* [What is needed] Here is a block of records. Copy every one of them exactly.
(Supplied records begins)
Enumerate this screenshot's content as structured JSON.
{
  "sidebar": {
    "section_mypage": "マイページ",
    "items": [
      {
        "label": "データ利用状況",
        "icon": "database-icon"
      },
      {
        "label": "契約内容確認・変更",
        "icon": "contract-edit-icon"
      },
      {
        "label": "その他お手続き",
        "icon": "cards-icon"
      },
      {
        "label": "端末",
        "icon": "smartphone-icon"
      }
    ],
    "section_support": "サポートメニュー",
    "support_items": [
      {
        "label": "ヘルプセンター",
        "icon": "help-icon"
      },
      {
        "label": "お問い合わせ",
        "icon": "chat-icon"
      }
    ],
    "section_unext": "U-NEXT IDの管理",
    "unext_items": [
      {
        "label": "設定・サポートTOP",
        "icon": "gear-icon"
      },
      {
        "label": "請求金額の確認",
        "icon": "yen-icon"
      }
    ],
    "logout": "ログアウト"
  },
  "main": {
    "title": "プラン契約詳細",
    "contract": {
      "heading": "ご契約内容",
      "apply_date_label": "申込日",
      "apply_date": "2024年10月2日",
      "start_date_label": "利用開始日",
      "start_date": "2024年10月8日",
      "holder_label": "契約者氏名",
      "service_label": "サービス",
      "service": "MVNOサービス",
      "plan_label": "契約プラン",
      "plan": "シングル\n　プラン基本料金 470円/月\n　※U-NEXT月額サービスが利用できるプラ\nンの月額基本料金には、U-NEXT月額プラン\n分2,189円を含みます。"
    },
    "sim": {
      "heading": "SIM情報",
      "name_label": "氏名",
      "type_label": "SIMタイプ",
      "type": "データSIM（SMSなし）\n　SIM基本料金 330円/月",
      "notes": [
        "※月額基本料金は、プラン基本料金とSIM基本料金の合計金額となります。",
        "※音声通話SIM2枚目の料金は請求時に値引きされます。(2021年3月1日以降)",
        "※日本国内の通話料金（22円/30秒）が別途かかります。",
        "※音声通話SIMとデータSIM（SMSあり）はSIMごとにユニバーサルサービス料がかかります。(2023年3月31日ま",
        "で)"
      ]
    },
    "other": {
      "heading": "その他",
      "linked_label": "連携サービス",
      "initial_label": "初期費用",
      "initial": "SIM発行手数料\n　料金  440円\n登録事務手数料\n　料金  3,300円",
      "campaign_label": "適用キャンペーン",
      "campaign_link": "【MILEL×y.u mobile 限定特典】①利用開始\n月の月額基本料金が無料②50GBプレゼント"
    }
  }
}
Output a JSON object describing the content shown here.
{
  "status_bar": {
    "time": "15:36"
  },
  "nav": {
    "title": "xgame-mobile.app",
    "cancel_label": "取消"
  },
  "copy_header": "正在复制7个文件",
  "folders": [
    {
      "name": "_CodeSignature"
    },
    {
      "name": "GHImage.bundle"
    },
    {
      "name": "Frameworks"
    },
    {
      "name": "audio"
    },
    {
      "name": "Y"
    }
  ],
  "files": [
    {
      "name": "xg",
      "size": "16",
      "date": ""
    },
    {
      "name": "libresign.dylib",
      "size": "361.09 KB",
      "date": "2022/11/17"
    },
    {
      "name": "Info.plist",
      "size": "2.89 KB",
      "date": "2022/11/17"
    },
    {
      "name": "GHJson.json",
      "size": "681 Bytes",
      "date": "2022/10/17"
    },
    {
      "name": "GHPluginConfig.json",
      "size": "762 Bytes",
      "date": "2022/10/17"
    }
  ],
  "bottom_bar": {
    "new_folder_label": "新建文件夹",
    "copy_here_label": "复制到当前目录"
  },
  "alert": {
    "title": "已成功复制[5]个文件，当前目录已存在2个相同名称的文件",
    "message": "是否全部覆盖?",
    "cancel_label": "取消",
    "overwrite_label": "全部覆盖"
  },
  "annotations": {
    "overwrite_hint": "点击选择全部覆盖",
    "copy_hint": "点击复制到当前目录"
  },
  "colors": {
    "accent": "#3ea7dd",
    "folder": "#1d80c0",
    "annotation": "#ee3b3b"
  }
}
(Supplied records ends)
* [Written reply]
Enumerate this screenshot's content as structured JSON.
{
  "sidebar": {
    "section_mypage": "マイページ",
    "items": [
      {
        "label": "データ利用状況",
        "icon": "database-icon"
      },
      {
        "label": "契約内容確認・変更",
        "icon": "contract-edit-icon"
      },
      {
        "label": "その他お手続き",
        "icon": "cards-icon"
      },
      {
        "label": "端末",
        "icon": "smartphone-icon"
      }
    ],
    "section_support": "サポートメニュー",
    "support_items": [
      {
        "label": "ヘルプセンター",
        "icon": "help-icon"
      },
      {
        "label": "お問い合わせ",
        "icon": "chat-icon"
      }
    ],
    "section_unext": "U-NEXT IDの管理",
    "unext_items": [
      {
        "label": "設定・サポートTOP",
        "icon": "gear-icon"
      },
      {
        "label": "請求金額の確認",
        "icon": "yen-icon"
      }
    ],
    "logout": "ログアウト"
  },
  "main": {
    "title": "プラン契約詳細",
    "contract": {
      "heading": "ご契約内容",
      "apply_date_label": "申込日",
      "apply_date": "2024年10月2日",
      "start_date_label": "利用開始日",
      "start_date": "2024年10月8日",
      "holder_label": "契約者氏名",
      "service_label": "サービス",
      "service": "MVNOサービス",
      "plan_label": "契約プラン",
      "plan": "シングル\n　プラン基本料金 470円/月\n　※U-NEXT月額サービスが利用できるプラ\nンの月額基本料金には、U-NEXT月額プラン\n分2,189円を含みます。"
    },
    "sim": {
      "heading": "SIM情報",
      "name_label": "氏名",
      "type_label": "SIMタイプ",
      "type": "データSIM（SMSなし）\n　SIM基本料金 330円/月",
      "notes": [
        "※月額基本料金は、プラン基本料金とSIM基本料金の合計金額となります。",
        "※音声通話SIM2枚目の料金は請求時に値引きされます。(2021年3月1日以降)",
        "※日本国内の通話料金（22円/30秒）が別途かかります。",
        "※音声通話SIMとデータSIM（SMSあり）はSIMごとにユニバーサルサービス料がかかります。(2023年3月31日ま",
        "で)"
      ]
    },
    "other": {
      "heading": "その他",
      "linked_label": "連携サービス",
      "initial_label": "初期費用",
      "initial": "SIM発行手数料\n　料金  440円\n登録事務手数料\n　料金  3,300円",
      "campaign_label": "適用キャンペーン",
      "campaign_link": "【MILEL×y.u mobile 限定特典】①利用開始\n月の月額基本料金が無料②50GBプレゼント"
    }
  }
}
Output a JSON object describing the content shown here.
{
  "status_bar": {
    "time": "15:36"
  },
  "nav": {
    "title": "xgame-mobile.app",
    "cancel_label": "取消"
  },
  "copy_header": "正在复制7个文件",
  "folders": [
    {
      "name": "_CodeSignature"
    },
    {
      "name": "GHImage.bundle"
    },
    {
      "name": "Frameworks"
    },
    {
      "name": "audio"
    },
    {
      "name": "Y"
    }
  ],
  "files": [
    {
      "name": "xg",
      "size": "16",
      "date": ""
    },
    {
      "name": "libresign.dylib",
      "size": "361.09 KB",
      "date": "2022/11/17"
    },
    {
      "name": "Info.plist",
      "size": "2.89 KB",
      "date": "2022/11/17"
    },
    {
      "name": "GHJson.json",
      "size": "681 Bytes",
      "date": "2022/10/17"
    },
    {
      "name": "GHPluginConfig.json",
      "size": "762 Bytes",
      "date": "2022/10/17"
    }
  ],
  "bottom_bar": {
    "new_folder_label": "新建文件夹",
    "copy_here_label": "复制到当前目录"
  },
  "alert": {
    "title": "已成功复制[5]个文件，当前目录已存在2个相同名称的文件",
    "message": "是否全部覆盖?",
    "cancel_label": "取消",
    "overwrite_label": "全部覆盖"
  },
  "annotations": {
    "overwrite_hint": "点击选择全部覆盖",
    "copy_hint": "点击复制到当前目录"
  },
  "colors": {
    "accent": "#3ea7dd",
    "folder": "#1d80c0",
    "annotation": "#ee3b3b"
  }
}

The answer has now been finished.